-- Material shown follows --

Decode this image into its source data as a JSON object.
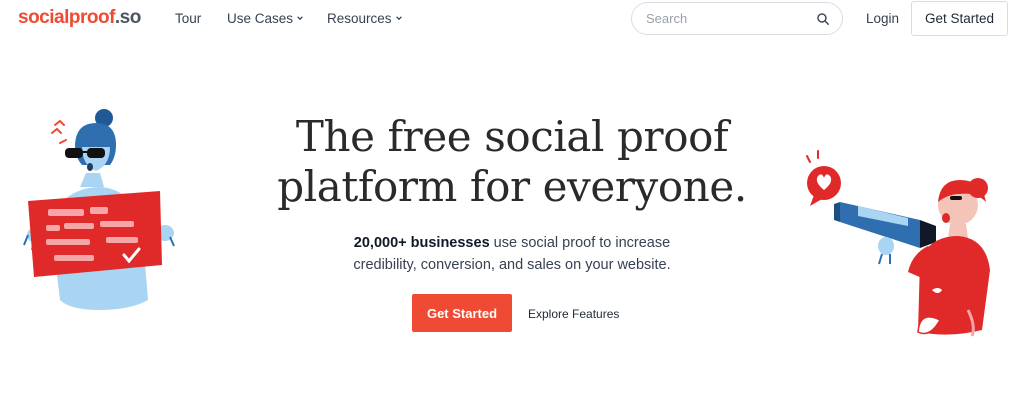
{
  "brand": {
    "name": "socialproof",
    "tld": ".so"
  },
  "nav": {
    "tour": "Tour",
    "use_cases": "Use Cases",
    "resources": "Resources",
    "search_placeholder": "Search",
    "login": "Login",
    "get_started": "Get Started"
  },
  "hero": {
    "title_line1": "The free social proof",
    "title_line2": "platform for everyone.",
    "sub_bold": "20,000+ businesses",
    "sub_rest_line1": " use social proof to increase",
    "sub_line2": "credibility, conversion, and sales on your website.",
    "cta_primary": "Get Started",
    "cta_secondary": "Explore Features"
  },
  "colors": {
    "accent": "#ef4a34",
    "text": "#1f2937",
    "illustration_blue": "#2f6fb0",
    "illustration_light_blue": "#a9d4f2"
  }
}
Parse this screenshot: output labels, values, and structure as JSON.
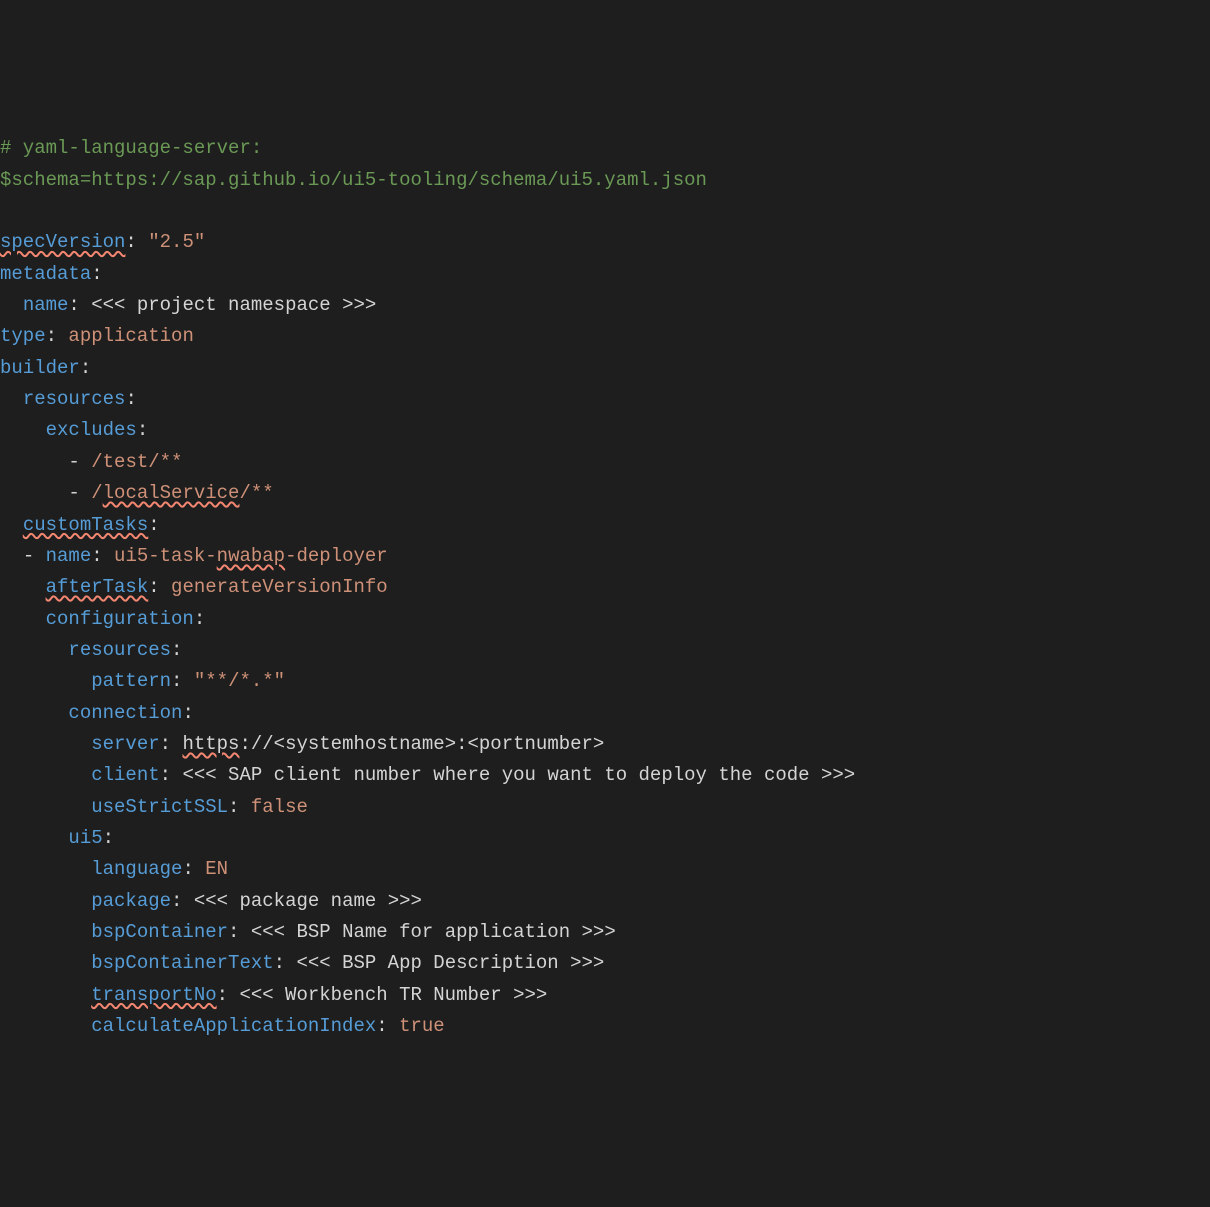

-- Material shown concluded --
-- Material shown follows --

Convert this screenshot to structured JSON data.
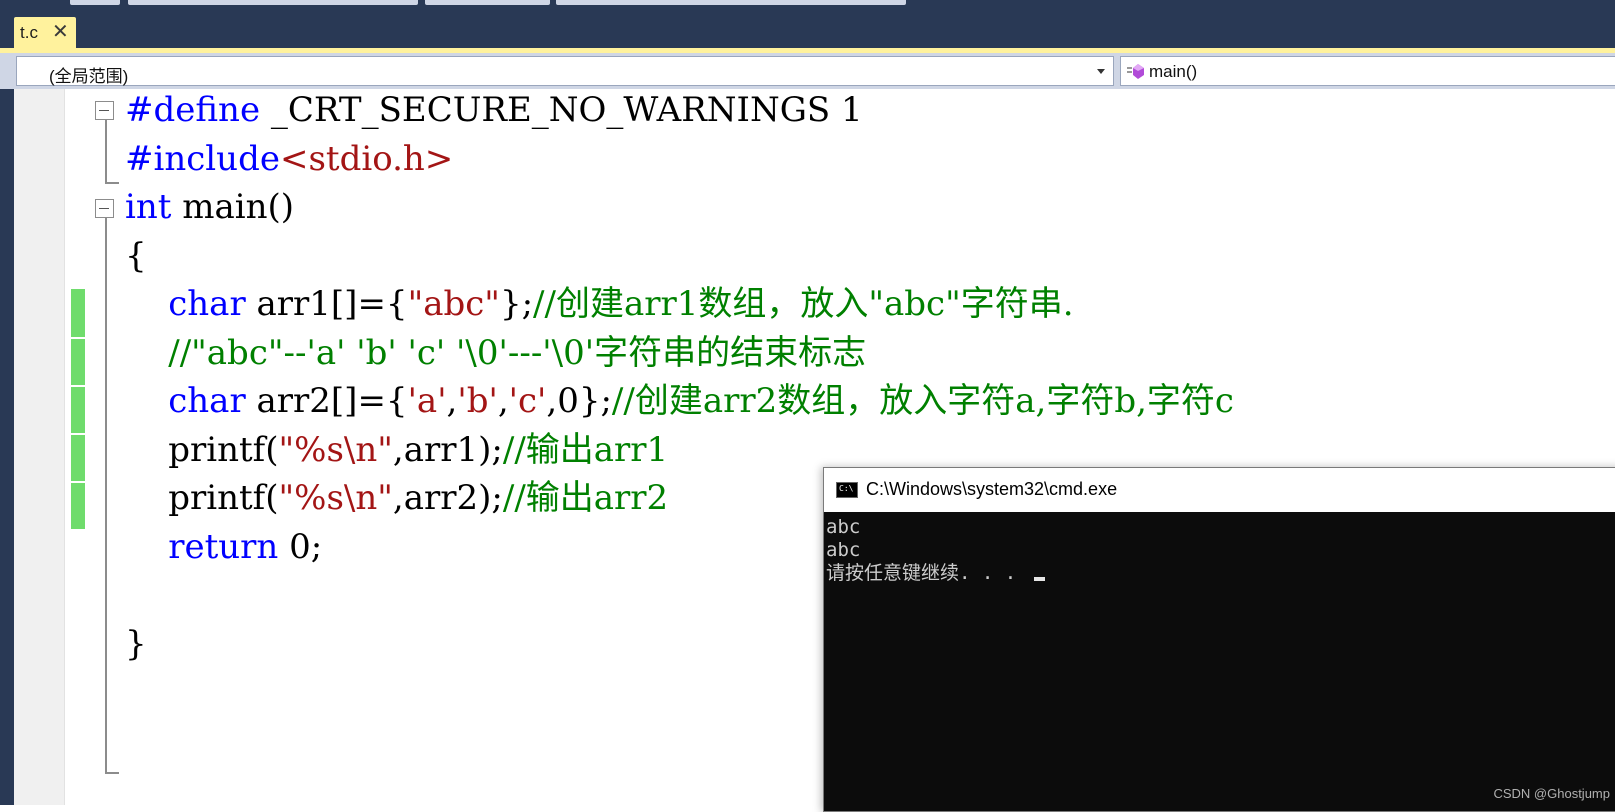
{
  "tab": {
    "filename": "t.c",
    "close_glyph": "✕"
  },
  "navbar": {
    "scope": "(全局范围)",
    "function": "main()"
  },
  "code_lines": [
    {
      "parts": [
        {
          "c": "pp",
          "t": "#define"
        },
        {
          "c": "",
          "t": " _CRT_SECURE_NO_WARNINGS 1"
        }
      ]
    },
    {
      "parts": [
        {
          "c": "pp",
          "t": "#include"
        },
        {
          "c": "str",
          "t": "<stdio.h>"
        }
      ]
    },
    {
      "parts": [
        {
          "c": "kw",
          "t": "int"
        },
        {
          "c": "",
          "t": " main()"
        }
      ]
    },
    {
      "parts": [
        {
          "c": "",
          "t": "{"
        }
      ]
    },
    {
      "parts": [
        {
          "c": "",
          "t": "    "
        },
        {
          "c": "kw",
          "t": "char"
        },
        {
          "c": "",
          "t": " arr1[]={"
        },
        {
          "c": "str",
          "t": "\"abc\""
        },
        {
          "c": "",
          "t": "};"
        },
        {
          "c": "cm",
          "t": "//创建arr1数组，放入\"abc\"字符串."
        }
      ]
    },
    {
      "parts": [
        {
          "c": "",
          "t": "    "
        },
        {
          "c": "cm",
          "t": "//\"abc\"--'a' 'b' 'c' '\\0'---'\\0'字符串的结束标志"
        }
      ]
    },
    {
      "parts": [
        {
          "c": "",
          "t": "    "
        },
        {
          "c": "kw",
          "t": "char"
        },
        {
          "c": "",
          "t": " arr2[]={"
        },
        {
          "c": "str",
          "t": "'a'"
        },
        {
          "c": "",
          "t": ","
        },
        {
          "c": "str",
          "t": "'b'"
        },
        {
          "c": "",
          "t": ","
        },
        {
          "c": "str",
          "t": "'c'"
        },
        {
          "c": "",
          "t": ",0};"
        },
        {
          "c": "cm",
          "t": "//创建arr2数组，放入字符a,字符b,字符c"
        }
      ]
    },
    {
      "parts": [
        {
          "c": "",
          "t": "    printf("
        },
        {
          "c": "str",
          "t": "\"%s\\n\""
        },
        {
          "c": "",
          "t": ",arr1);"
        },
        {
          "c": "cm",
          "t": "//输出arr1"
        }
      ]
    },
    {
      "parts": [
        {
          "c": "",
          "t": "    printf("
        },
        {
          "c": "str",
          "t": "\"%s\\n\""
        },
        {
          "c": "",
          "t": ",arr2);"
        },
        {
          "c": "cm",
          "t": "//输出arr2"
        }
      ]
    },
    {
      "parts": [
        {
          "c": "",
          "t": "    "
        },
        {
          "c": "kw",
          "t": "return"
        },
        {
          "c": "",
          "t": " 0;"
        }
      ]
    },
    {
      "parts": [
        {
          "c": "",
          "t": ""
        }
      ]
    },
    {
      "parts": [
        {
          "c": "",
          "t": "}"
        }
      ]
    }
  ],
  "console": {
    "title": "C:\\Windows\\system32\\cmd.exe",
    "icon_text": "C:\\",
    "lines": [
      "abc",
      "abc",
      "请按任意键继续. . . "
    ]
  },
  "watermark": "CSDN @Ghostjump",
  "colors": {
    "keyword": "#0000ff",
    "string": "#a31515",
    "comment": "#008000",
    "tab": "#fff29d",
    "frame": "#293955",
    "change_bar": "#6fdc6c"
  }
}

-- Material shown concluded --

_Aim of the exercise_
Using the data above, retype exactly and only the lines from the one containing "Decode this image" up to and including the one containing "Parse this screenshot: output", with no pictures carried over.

_Worked solution_
Decode this image into its source data as a JSON object.
{
  "brand": {
    "name": "socialproof",
    "tld": ".so"
  },
  "nav": {
    "tour": "Tour",
    "use_cases": "Use Cases",
    "resources": "Resources",
    "search_placeholder": "Search",
    "login": "Login",
    "get_started": "Get Started"
  },
  "hero": {
    "title_line1": "The free social proof",
    "title_line2": "platform for everyone.",
    "sub_bold": "20,000+ businesses",
    "sub_rest_line1": " use social proof to increase",
    "sub_line2": "credibility, conversion, and sales on your website.",
    "cta_primary": "Get Started",
    "cta_secondary": "Explore Features"
  },
  "colors": {
    "accent": "#ef4a34",
    "text": "#1f2937",
    "illustration_blue": "#2f6fb0",
    "illustration_light_blue": "#a9d4f2"
  }
}
Parse this screenshot: output labels, values, and structure as JSON.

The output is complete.